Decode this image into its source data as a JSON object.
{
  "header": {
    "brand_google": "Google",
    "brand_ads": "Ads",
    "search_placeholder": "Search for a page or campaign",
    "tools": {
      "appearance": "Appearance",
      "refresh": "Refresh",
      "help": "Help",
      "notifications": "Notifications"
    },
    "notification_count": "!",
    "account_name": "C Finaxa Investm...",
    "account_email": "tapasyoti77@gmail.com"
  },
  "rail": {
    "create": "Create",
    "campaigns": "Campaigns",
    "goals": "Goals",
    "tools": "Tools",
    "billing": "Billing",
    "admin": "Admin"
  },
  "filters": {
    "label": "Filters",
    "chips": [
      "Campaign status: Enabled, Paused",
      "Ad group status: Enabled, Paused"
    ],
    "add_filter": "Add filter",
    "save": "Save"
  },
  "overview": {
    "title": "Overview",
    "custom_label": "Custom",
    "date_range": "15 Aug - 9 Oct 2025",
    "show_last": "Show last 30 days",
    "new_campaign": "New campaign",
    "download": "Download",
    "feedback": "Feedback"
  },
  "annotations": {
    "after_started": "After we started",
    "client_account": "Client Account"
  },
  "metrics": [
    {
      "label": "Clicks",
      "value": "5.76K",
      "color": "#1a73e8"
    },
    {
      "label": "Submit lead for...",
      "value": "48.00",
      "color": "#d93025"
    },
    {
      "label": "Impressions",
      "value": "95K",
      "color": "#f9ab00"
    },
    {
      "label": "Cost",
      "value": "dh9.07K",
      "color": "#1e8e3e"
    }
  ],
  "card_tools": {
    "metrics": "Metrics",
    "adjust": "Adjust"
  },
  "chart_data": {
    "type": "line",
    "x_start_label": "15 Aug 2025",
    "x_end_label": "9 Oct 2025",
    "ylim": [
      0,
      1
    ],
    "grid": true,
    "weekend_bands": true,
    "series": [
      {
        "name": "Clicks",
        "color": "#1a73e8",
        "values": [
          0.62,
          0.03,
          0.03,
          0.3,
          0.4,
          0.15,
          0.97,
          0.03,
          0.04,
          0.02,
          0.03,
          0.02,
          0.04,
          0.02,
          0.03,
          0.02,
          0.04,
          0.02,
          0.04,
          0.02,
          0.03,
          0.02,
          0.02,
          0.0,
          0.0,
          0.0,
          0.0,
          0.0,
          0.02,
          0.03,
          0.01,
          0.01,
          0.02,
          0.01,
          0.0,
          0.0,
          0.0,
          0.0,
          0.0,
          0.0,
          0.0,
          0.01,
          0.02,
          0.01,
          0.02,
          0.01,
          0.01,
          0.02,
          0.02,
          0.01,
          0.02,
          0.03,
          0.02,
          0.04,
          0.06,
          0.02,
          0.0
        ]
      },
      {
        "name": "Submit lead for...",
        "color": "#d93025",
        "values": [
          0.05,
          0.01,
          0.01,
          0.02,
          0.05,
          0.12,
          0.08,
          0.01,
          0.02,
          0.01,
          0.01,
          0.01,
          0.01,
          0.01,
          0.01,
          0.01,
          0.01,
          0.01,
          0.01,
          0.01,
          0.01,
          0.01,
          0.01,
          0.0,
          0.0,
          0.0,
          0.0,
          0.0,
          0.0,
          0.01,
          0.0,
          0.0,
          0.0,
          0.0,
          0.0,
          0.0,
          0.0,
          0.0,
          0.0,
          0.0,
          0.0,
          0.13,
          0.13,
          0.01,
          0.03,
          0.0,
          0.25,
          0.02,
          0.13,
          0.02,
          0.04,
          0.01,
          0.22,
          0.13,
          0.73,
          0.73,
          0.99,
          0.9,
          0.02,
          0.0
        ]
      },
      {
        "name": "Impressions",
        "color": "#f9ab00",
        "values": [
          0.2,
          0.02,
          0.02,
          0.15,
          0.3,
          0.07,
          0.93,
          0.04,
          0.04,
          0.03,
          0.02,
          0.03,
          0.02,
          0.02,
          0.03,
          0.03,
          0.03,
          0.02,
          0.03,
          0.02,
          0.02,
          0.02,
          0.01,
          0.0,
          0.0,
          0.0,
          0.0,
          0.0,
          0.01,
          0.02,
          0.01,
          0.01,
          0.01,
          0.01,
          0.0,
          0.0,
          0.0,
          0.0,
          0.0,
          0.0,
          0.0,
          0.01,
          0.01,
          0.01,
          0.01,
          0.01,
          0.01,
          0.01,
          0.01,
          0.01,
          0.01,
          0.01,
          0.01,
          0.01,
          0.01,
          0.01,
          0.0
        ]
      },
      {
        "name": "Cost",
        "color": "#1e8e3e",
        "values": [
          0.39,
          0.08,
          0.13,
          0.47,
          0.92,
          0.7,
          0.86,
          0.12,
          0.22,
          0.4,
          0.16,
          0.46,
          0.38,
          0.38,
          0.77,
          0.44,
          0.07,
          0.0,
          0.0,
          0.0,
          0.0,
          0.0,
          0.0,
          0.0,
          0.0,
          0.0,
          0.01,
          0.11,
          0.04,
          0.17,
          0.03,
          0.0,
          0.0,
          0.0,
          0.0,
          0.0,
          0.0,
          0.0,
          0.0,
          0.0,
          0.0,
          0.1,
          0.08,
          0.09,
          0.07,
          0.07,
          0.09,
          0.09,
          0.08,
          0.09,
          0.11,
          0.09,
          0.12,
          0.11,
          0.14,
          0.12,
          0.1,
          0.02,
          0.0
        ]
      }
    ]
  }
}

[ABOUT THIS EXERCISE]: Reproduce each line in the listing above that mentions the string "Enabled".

[WRITTEN SOLUTION]:
      "Campaign status: Enabled, Paused",
      "Ad group status: Enabled, Paused"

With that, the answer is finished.